The shameless PN government is either in denial, or is clueless of the real sentiment on the ground, especially within the business and investment circles.
To say that the State of Emergency has no impact on investors’ confidence is preposterous, and will only bring further disrepute to our beloved nation.
But I shall not base my critique on mere sentiments, but published reports by reputable financial institutions that specialises in economics.
These publications’ primary purpose is to provide investment advice vis a vis analytical insights on economic prospects; take it not from politicians on either side of the aisle but from them.
BIMB securities research, in their report published on the 13th of January, wrote that the state of Emergency “may negatively affect the free market notion and could disrupt the entire market.”
The same report also opined that the emergency sends a “negative signal to the investors which led to outflow and diversion of foreign investment from the country.”
It also rightly pointed out the possibility of how “excessive intervention will jeopardize the stability of the entire market as the government could extend any new regulations which could depress the market”.
Fitch Solutions Country Risk & Industry Research, which is also affiliated to the ratings agency of the same name, in a report dated 12th January (though expressedly states it acquires no data from the latter) took the view that a “lack of parliamentary oversight is liable to result in an erosion of the government’s already thin legitimacy, having come to power in a backroom coup in Q1-20.
The widely accepted notion of this Emergency being one to save Muhyiddin’s skin from political defeat, also plays heavily on investors’ minds.
The UK based outfit which covers 20 major industries and monitors 200 global markets also wrote that “the risks are especially pronounced if the government takes the opportunity to push through unpopular legislation that would otherwise not have been passed by Parliament.”
Kenanga, a leading Malaysian investment Bank commented in their economic viewpoint dated 13th January that the State of Emergency “helps to remove the political noise, but only temporarily and stands to damage foreign investors’ sentiment, resulting in delayed investment decisions.”
With Muhyiddin’s now minority government, coupled by his expressed statement that elections will be called when the Emergency is lifted, it is unlikely that any serious investors would invest before an imminent elections in fear of policy changes which will come with a prospective change of government.

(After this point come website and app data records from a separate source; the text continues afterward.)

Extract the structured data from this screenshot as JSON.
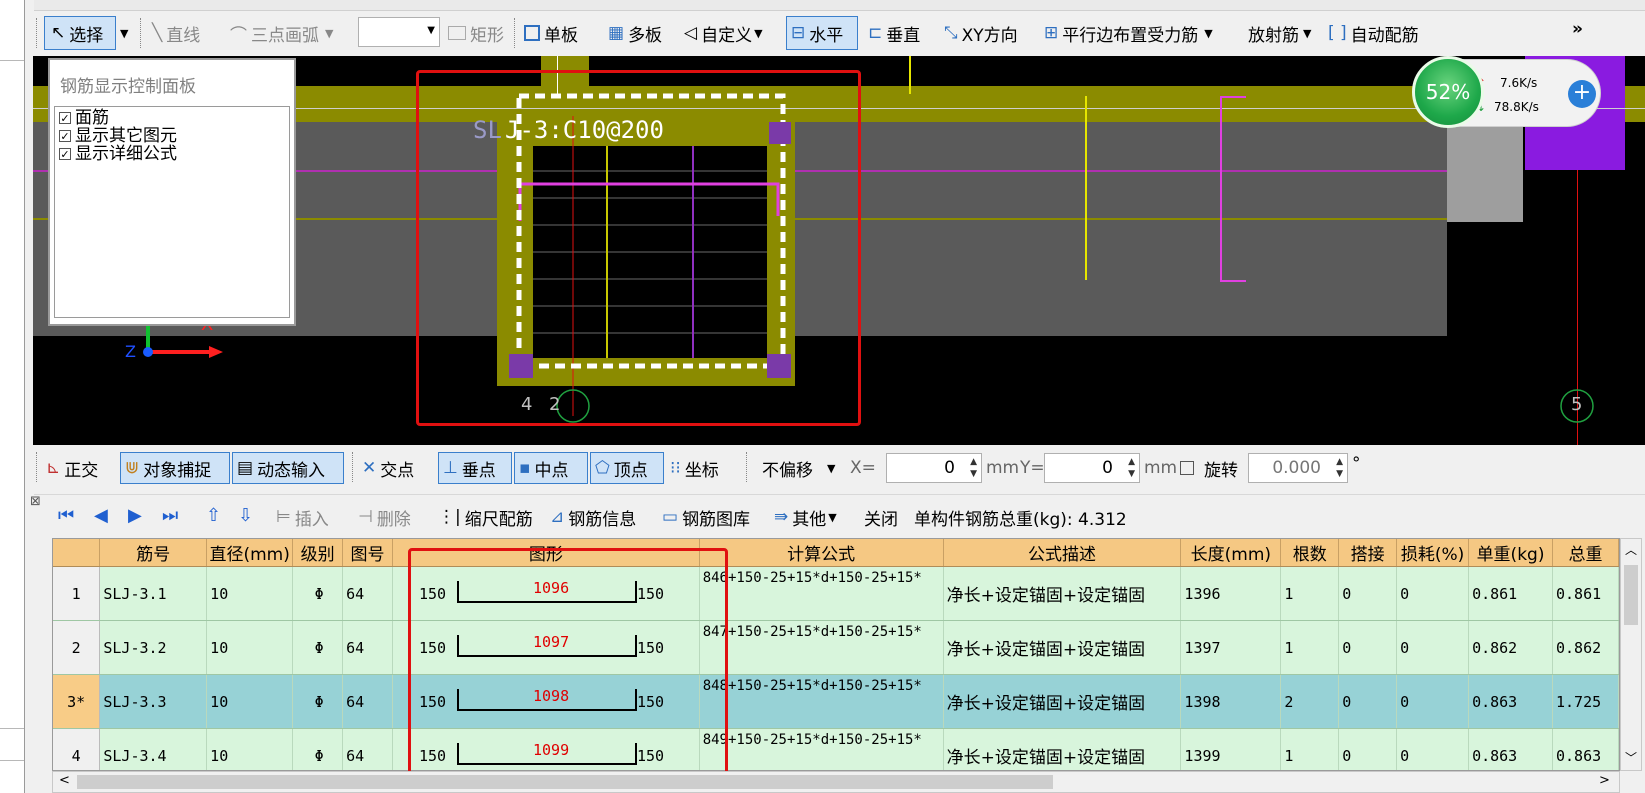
{
  "toolbar": {
    "select": "选择",
    "line": "直线",
    "arc": "三点画弧",
    "rect": "矩形",
    "single_board": "单板",
    "multi_board": "多板",
    "custom": "自定义",
    "horizontal": "水平",
    "vertical": "垂直",
    "xy": "XY方向",
    "parallel_edge": "平行边布置受力筋",
    "radial": "放射筋",
    "auto": "自动配筋",
    "more": "»"
  },
  "control_panel": {
    "title": "钢筋显示控制面板",
    "items": [
      {
        "label": "面筋",
        "checked": true
      },
      {
        "label": "显示其它图元",
        "checked": true
      },
      {
        "label": "显示详细公式",
        "checked": true
      }
    ]
  },
  "canvas": {
    "rebar_label": "J-3:C10@200",
    "rebar_prefix": "SL",
    "axis_left": "4",
    "axis_mid": "2",
    "axis_right": "5",
    "z_label": "Z",
    "x_label": "X"
  },
  "speed": {
    "percent": "52%",
    "up": "7.6K/s",
    "down": "78.8K/s"
  },
  "snapbar": {
    "ortho": "正交",
    "snap": "对象捕捉",
    "dynamic": "动态输入",
    "intersect": "交点",
    "perp": "垂点",
    "mid": "中点",
    "vertex": "顶点",
    "coord": "坐标",
    "offset": "不偏移",
    "x_label": "X=",
    "x_value": "0",
    "mm1": "mm",
    "y_label": "Y=",
    "y_value": "0",
    "mm2": "mm",
    "rotate": "旋转",
    "rotate_value": "0.000",
    "degree": "°"
  },
  "gridbar": {
    "insert": "插入",
    "delete": "删除",
    "scale": "缩尺配筋",
    "info": "钢筋信息",
    "library": "钢筋图库",
    "other": "其他",
    "close": "关闭",
    "total": "单构件钢筋总重(kg): 4.312"
  },
  "table": {
    "headers": [
      "",
      "筋号",
      "直径(mm)",
      "级别",
      "图号",
      "图形",
      "计算公式",
      "公式描述",
      "长度(mm)",
      "根数",
      "搭接",
      "损耗(%)",
      "单重(kg)",
      "总重"
    ],
    "rows": [
      {
        "no": "1",
        "name": "SLJ-3.1",
        "dia": "10",
        "grade": "Φ",
        "fig": "64",
        "left": "150",
        "mid": "1096",
        "right": "150",
        "formula": "846+150-25+15*d+150-25+15*",
        "desc": "净长+设定锚固+设定锚固",
        "length": "1396",
        "count": "1",
        "lap": "0",
        "loss": "0",
        "unit": "0.861",
        "total": "0.861"
      },
      {
        "no": "2",
        "name": "SLJ-3.2",
        "dia": "10",
        "grade": "Φ",
        "fig": "64",
        "left": "150",
        "mid": "1097",
        "right": "150",
        "formula": "847+150-25+15*d+150-25+15*",
        "desc": "净长+设定锚固+设定锚固",
        "length": "1397",
        "count": "1",
        "lap": "0",
        "loss": "0",
        "unit": "0.862",
        "total": "0.862"
      },
      {
        "no": "3*",
        "name": "SLJ-3.3",
        "dia": "10",
        "grade": "Φ",
        "fig": "64",
        "left": "150",
        "mid": "1098",
        "right": "150",
        "formula": "848+150-25+15*d+150-25+15*",
        "desc": "净长+设定锚固+设定锚固",
        "length": "1398",
        "count": "2",
        "lap": "0",
        "loss": "0",
        "unit": "0.863",
        "total": "1.725"
      },
      {
        "no": "4",
        "name": "SLJ-3.4",
        "dia": "10",
        "grade": "Φ",
        "fig": "64",
        "left": "150",
        "mid": "1099",
        "right": "150",
        "formula": "849+150-25+15*d+150-25+15*",
        "desc": "净长+设定锚固+设定锚固",
        "length": "1399",
        "count": "1",
        "lap": "0",
        "loss": "0",
        "unit": "0.863",
        "total": "0.863"
      }
    ]
  },
  "colors": {
    "accent": "#3a7fcc",
    "header": "#f5c883",
    "row": "#d8f5dc",
    "row_selected": "#97d2d6",
    "highlight": "#e01010"
  }
}
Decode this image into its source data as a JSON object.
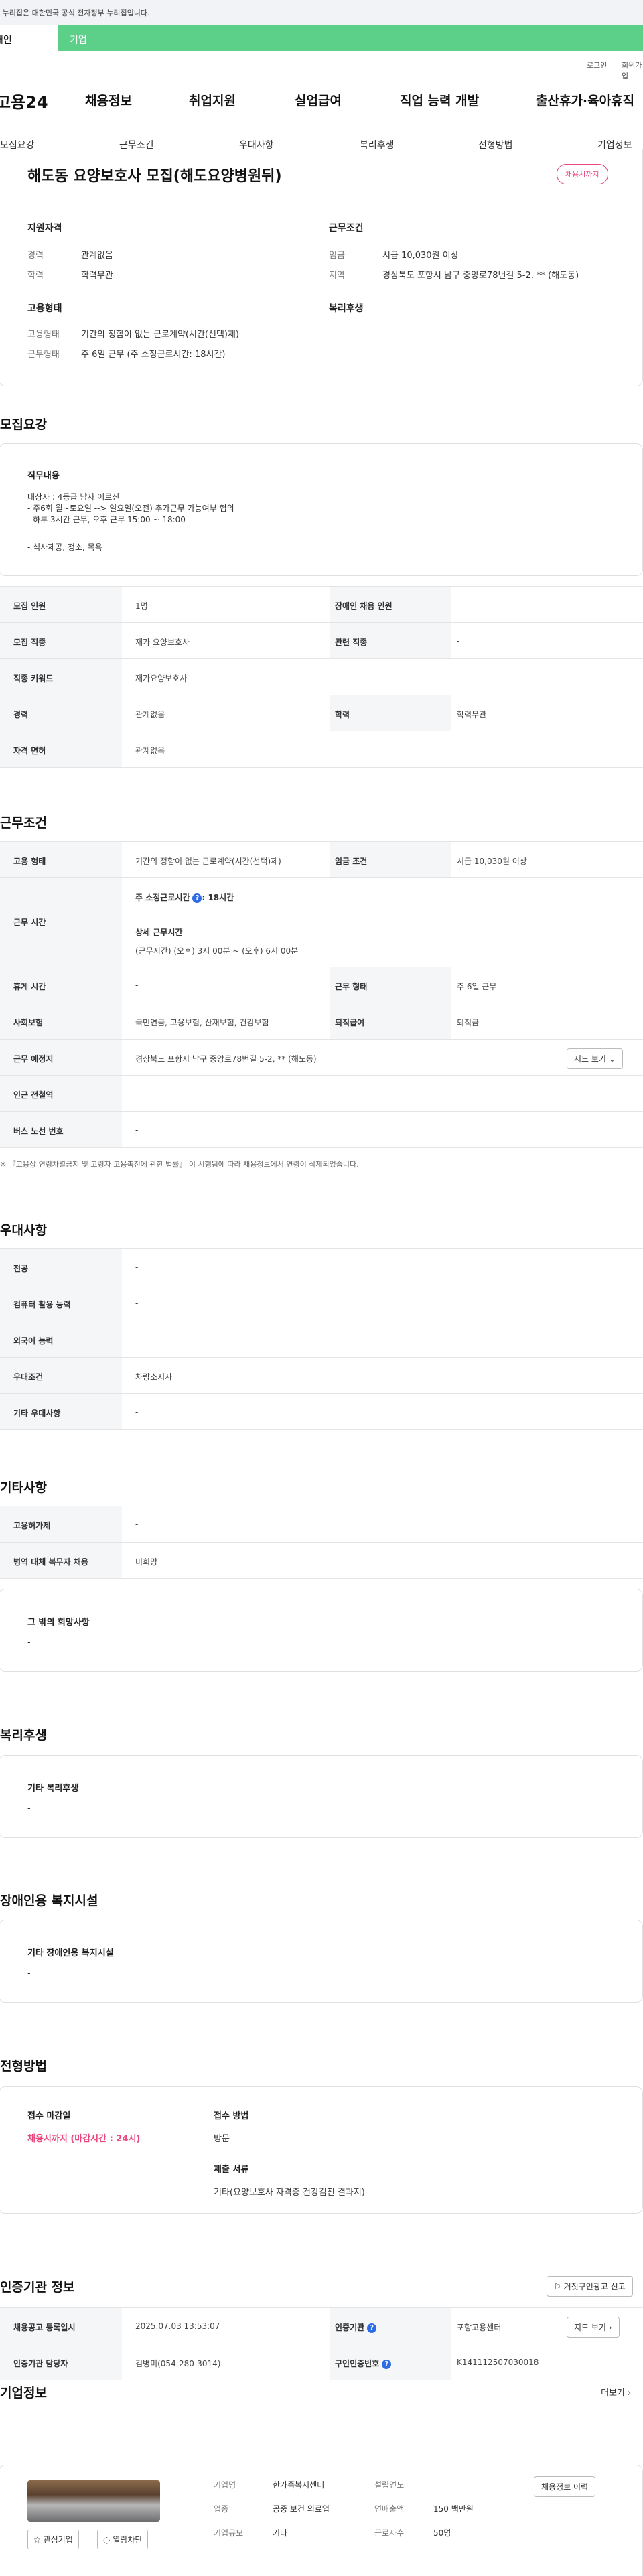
{
  "gov_banner": {
    "text": "이 누리집은 대한민국 공식 전자정부 누리집입니다."
  },
  "service_tabs": {
    "personal": "개인",
    "corporate": "기업"
  },
  "util": {
    "login": "로그인",
    "signup": "회원가입"
  },
  "gnb": {
    "logo": "고용24",
    "items": [
      "채용정보",
      "취업지원",
      "실업급여",
      "직업 능력 개발",
      "출산휴가·육아휴직"
    ]
  },
  "subnav": [
    "모집요강",
    "근무조건",
    "우대사항",
    "복리후생",
    "전형방법",
    "기업정보"
  ],
  "header": {
    "title": "해도동 요양보호사 모집(해도요양병원뒤)",
    "badge": "채용시까지",
    "qualification": {
      "title": "지원자격",
      "career_label": "경력",
      "career": "관계없음",
      "edu_label": "학력",
      "edu": "학력무관"
    },
    "conditions": {
      "title": "근무조건",
      "wage_label": "임금",
      "wage": "시급 10,030원 이상",
      "region_label": "지역",
      "region": "경상북도 포항시 남구 중앙로78번길 5-2, ** (해도동)"
    },
    "employment": {
      "title": "고용형태",
      "type_label": "고용형태",
      "type": "기간의 정함이 없는 근로계약(시간(선택)제)",
      "hours_label": "근무형태",
      "hours": "주 6일 근무 (주 소정근로시간: 18시간)"
    },
    "welfare": {
      "title": "복리후생"
    }
  },
  "recruit": {
    "title": "모집요강",
    "duty_title": "직무내용",
    "duty_lines": [
      "대상자 : 4등급 남자 어르신",
      "- 주6회  월~토요일 --> 일요일(오전) 추가근무 가능여부 협의",
      "- 하루 3시간  근무,  오후 근무 15:00 ~ 18:00",
      "- 식사제공, 청소, 목욕"
    ],
    "table": [
      [
        "모집 인원",
        "1명",
        "장애인 채용 인원",
        "-"
      ],
      [
        "모집 직종",
        "재가 요양보호사",
        "관련 직종",
        "-"
      ],
      [
        "직종 키워드",
        "재가요양보호사",
        "",
        ""
      ],
      [
        "경력",
        "관계없음",
        "학력",
        "학력무관"
      ],
      [
        "자격 면허",
        "관계없음",
        "",
        ""
      ]
    ]
  },
  "work": {
    "title": "근무조건",
    "emp_type_h": "고용 형태",
    "emp_type": "기간의 정함이 없는 근로계약(시간(선택)제)",
    "wage_h": "임금 조건",
    "wage": "시급 10,030원 이상",
    "time_h": "근무 시간",
    "weekly": "주 소정근로시간",
    "weekly_val": ": 18시간",
    "detail_title": "상세 근무시간",
    "detail": "(근무시간) (오후) 3시 00분 ~ (오후) 6시 00분",
    "rest_h": "휴게 시간",
    "rest": "-",
    "form_h": "근무 형태",
    "form": "주 6일 근무",
    "insurance_h": "사회보험",
    "insurance": "국민연금, 고용보험, 산재보험, 건강보험",
    "severance_h": "퇴직급여",
    "severance": "퇴직금",
    "place_h": "근무 예정지",
    "place": "경상북도 포항시 남구 중앙로78번길 5-2, ** (해도동)",
    "map_btn": "지도 보기",
    "subway_h": "인근 전철역",
    "subway": "-",
    "bus_h": "버스 노선 번호",
    "bus": "-",
    "note": "※ 『고용상 연령차별금지 및 고령자 고용촉진에 관한 법률』 이 시행됨에 따라 채용정보에서 연령이 삭제되었습니다."
  },
  "pref": {
    "title": "우대사항",
    "rows": [
      [
        "전공",
        "-"
      ],
      [
        "컴퓨터 활용 능력",
        "-"
      ],
      [
        "외국어 능력",
        "-"
      ],
      [
        "우대조건",
        "차량소지자"
      ],
      [
        "기타 우대사항",
        "-"
      ]
    ]
  },
  "etc": {
    "title": "기타사항",
    "rows": [
      [
        "고용허가제",
        "-"
      ],
      [
        "병역 대체 복무자 채용",
        "비희망"
      ]
    ],
    "other_title": "그 밖의 희망사항",
    "other": "-"
  },
  "benefit": {
    "title": "복리후생",
    "sub": "기타 복리후생",
    "val": "-"
  },
  "disabled": {
    "title": "장애인용 복지시설",
    "sub": "기타 장애인용 복지시설",
    "val": "-"
  },
  "selection": {
    "title": "전형방법",
    "deadline_h": "접수 마감일",
    "deadline": "채용시까지 (마감시간 : 24시)",
    "method_h": "접수 방법",
    "method": "방문",
    "docs_h": "제출 서류",
    "docs": "기타(요양보호사 자격증 건강검진 결과지)"
  },
  "cert": {
    "title": "인증기관 정보",
    "report_btn": "거짓구인광고 신고",
    "reg_h": "채용공고 등록일시",
    "reg": "2025.07.03 13:53:07",
    "org_h": "인증기관",
    "org": "포항고용센터",
    "map_btn": "지도 보기",
    "mgr_h": "인증기관 담당자",
    "mgr": "김병미(054-280-3014)",
    "no_h": "구인인증번호",
    "no": "K141112507030018"
  },
  "company": {
    "title": "기업정보",
    "more": "더보기",
    "name_h": "기업명",
    "name": "한가족복지센터",
    "year_h": "설립연도",
    "year": "-",
    "ind_h": "업종",
    "ind": "공중 보건 의료업",
    "sales_h": "연매출액",
    "sales": "150 백만원",
    "size_h": "기업규모",
    "size": "기타",
    "emp_h": "근로자수",
    "emp": "50명",
    "jobs_btn": "채용정보 이력",
    "fav_btn": "관심기업",
    "block_btn": "열람차단"
  }
}
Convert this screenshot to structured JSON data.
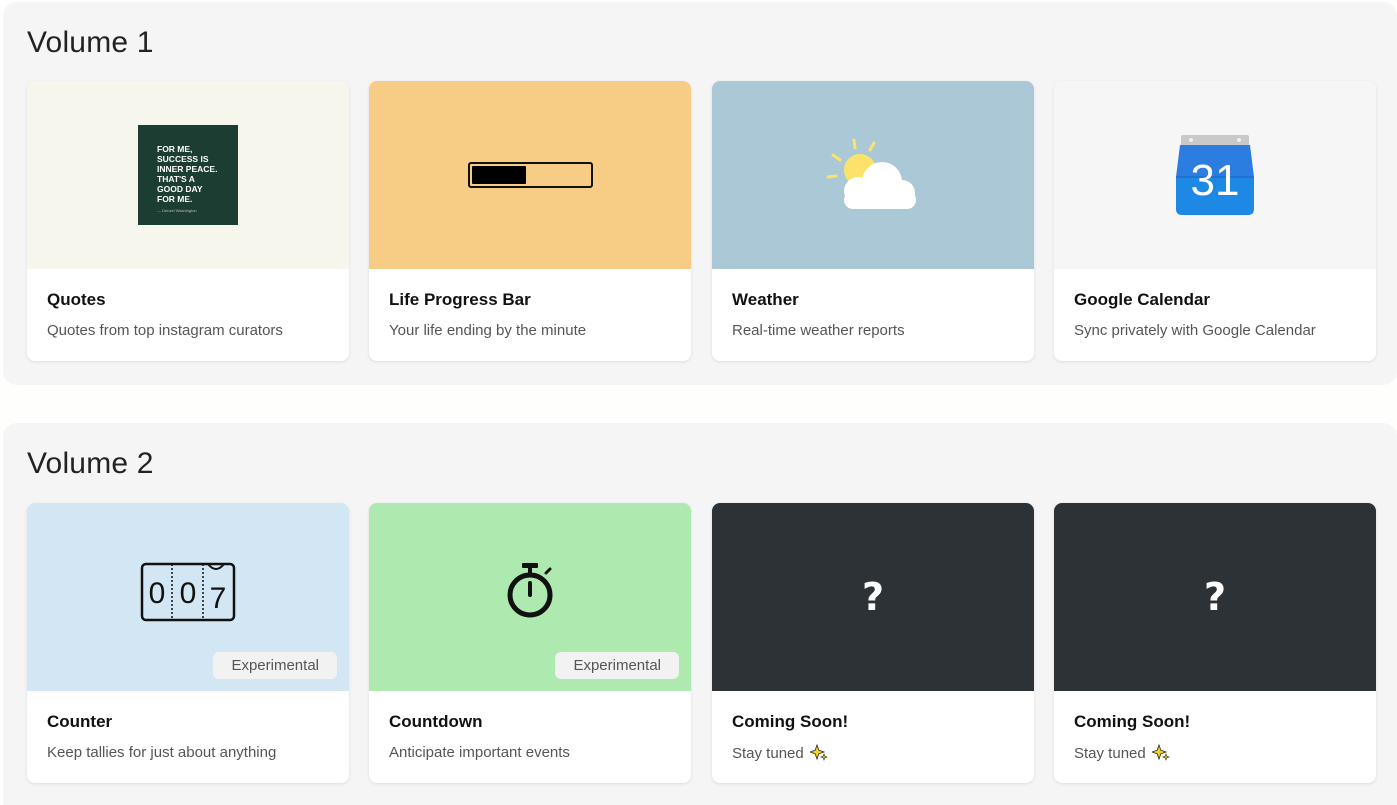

Muhyiddin and his government ministers need to level with the investment community and the Malaysian people. Less investments mean less jobs. Less jobs means less income and spending power, which is ultimately a crippling factor for our economy.
To have ministers and political operatives from the government whitewashing the Emergency by referring to the upward rally of the Ringgit against the greenback, and swelling trades in stocks as positive indicators of investor confidence is simply ludicrous.
Active capital markets in trading of currency, stocks and bonds do not mean investors are confident in Malaysia; in fact in means next to nothing to ordinary working class Malaysians. Working Malaysians need investors- local and foreign–to be investing in job creating businesses.
The ordinary Malaysian people needs a government that they can be confident would take care of their welfare for now and the future, and not ministers and political operatives that base their reading of the economy on capital market trends.